TASK INSTRUCTIONS
Below are records; count the lines that contain "this" and state only that count.

RECORDS FOR THE TASK

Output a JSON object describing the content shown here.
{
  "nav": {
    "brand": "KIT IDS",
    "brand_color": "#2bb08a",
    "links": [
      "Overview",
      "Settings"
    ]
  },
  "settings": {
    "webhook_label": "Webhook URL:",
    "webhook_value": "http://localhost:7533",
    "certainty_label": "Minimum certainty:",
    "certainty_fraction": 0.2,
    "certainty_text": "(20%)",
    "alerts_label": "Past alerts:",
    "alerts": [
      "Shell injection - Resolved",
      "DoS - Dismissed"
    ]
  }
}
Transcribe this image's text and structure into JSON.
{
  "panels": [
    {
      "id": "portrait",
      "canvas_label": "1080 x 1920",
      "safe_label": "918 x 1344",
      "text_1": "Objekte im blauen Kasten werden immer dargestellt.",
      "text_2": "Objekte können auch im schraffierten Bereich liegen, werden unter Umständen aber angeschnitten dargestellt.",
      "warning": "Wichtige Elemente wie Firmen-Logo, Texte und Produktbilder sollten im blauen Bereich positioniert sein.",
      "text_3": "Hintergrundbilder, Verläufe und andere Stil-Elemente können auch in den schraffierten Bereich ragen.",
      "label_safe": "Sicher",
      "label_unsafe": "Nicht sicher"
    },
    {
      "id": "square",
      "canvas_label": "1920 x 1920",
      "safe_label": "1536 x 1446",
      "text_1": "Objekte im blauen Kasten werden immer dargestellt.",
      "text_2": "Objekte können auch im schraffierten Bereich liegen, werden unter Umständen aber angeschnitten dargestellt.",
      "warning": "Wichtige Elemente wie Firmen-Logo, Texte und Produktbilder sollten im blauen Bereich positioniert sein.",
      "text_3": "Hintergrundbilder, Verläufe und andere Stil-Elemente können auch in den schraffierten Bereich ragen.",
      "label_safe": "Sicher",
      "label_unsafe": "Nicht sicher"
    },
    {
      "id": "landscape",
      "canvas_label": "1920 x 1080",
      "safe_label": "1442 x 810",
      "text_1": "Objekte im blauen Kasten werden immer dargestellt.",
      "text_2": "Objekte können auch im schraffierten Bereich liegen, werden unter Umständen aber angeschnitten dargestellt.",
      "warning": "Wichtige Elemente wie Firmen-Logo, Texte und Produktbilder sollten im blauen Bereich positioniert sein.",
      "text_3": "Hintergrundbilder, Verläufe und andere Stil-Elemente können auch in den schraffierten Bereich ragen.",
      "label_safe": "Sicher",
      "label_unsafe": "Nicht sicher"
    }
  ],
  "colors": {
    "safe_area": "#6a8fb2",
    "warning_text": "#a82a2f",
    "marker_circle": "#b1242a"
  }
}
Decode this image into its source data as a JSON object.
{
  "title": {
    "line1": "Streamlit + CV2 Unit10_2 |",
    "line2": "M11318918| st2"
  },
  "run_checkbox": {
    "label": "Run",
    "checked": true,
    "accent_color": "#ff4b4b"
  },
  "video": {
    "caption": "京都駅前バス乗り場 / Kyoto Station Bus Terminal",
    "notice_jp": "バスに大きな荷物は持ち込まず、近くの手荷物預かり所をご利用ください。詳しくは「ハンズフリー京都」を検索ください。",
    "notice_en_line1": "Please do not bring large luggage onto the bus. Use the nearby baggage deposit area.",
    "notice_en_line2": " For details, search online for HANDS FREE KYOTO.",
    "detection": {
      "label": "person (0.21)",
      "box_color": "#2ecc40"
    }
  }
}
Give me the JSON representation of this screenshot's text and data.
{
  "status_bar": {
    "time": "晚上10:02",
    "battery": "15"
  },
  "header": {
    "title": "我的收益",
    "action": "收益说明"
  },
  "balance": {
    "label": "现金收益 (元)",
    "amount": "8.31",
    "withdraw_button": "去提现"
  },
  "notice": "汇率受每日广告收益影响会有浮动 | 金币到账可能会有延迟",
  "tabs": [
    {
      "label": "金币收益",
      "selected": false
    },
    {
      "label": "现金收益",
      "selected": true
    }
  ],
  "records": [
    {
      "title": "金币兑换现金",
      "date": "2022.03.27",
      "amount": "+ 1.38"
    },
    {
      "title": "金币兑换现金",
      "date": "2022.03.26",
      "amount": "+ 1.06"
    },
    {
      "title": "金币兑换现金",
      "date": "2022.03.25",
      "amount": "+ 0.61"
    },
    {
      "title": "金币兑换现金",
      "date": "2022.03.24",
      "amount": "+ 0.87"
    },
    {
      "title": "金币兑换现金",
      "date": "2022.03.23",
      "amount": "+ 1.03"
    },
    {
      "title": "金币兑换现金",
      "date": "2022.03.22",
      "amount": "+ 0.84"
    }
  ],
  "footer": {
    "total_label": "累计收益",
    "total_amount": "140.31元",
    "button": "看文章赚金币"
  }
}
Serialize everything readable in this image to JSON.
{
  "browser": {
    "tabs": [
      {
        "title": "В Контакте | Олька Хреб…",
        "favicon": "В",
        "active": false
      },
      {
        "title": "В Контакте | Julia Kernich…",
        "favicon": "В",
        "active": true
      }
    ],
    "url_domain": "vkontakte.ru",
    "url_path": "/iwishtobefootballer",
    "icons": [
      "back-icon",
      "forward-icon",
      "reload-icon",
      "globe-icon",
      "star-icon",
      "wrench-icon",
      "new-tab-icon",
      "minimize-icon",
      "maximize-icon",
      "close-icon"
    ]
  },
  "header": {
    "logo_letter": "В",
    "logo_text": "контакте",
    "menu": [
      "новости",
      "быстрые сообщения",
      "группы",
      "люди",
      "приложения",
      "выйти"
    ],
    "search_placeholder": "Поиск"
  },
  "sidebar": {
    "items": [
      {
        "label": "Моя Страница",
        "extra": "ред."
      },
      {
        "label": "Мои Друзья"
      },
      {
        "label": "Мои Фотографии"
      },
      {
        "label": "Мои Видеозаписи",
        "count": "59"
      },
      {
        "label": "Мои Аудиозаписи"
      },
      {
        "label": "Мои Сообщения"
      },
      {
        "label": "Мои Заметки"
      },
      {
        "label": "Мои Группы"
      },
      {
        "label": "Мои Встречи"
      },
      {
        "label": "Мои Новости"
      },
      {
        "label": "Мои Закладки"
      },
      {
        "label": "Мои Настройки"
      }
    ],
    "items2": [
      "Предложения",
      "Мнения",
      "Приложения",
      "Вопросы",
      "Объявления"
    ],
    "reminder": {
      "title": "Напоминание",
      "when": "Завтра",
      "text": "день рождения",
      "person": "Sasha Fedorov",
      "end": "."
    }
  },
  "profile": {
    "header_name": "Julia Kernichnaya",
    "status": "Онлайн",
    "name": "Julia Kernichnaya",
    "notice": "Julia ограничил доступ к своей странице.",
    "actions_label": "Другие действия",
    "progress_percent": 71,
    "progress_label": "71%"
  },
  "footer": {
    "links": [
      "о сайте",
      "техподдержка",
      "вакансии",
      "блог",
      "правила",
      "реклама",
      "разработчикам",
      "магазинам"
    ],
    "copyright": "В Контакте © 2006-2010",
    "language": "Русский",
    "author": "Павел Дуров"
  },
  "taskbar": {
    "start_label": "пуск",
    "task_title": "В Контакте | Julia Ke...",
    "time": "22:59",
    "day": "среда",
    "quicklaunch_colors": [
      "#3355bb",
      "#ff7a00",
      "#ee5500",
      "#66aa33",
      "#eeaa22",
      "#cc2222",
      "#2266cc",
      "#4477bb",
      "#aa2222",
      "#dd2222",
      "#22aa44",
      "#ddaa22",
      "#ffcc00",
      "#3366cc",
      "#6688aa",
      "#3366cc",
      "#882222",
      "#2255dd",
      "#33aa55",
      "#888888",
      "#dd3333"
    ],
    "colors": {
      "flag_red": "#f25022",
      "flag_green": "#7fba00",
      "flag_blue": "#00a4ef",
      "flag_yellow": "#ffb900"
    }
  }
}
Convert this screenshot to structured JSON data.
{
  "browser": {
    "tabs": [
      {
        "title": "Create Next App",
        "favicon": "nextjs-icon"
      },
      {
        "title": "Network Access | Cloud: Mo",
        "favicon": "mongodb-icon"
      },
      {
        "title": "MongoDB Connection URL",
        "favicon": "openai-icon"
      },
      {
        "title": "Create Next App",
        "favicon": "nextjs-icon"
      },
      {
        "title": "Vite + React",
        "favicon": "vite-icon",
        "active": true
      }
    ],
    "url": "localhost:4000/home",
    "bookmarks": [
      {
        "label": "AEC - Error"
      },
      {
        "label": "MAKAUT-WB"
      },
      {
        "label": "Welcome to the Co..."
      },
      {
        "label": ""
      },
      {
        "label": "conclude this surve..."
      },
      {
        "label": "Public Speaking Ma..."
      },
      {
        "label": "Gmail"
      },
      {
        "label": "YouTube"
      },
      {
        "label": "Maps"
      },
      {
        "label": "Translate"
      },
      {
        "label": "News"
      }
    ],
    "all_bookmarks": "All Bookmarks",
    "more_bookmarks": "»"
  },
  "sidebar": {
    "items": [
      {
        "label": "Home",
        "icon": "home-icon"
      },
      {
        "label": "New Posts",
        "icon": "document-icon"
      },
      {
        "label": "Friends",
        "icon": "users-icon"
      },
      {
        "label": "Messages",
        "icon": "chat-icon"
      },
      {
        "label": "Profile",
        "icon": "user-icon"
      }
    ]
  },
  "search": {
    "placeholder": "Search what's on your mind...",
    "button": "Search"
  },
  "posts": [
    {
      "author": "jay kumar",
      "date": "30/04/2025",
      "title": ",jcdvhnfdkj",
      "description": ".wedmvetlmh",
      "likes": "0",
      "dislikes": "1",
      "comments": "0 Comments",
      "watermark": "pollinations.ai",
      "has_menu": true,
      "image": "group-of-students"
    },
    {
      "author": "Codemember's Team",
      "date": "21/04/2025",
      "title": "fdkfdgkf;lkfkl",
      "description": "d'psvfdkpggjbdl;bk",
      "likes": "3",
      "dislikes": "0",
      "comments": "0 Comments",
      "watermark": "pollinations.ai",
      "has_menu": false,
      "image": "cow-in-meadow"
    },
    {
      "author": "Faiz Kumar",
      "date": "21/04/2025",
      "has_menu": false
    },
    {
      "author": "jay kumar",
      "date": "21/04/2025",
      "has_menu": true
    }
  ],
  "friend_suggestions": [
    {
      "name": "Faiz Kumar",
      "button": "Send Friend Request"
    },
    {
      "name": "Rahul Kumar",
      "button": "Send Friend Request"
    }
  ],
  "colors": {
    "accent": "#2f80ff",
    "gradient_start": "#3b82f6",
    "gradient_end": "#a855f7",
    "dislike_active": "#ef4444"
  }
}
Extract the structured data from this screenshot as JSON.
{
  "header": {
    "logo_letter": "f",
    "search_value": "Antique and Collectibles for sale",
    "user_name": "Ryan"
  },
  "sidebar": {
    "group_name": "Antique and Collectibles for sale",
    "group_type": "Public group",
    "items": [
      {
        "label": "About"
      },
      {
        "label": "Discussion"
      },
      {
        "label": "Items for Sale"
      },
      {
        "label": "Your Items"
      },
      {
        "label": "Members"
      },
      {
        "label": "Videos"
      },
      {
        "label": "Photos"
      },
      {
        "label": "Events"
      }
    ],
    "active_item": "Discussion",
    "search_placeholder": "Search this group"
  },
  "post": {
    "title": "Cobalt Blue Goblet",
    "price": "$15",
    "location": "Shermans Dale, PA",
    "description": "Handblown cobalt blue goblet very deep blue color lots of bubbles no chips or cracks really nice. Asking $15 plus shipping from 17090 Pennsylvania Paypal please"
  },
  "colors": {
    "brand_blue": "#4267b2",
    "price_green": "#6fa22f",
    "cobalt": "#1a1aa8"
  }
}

RESPONSE AREA
8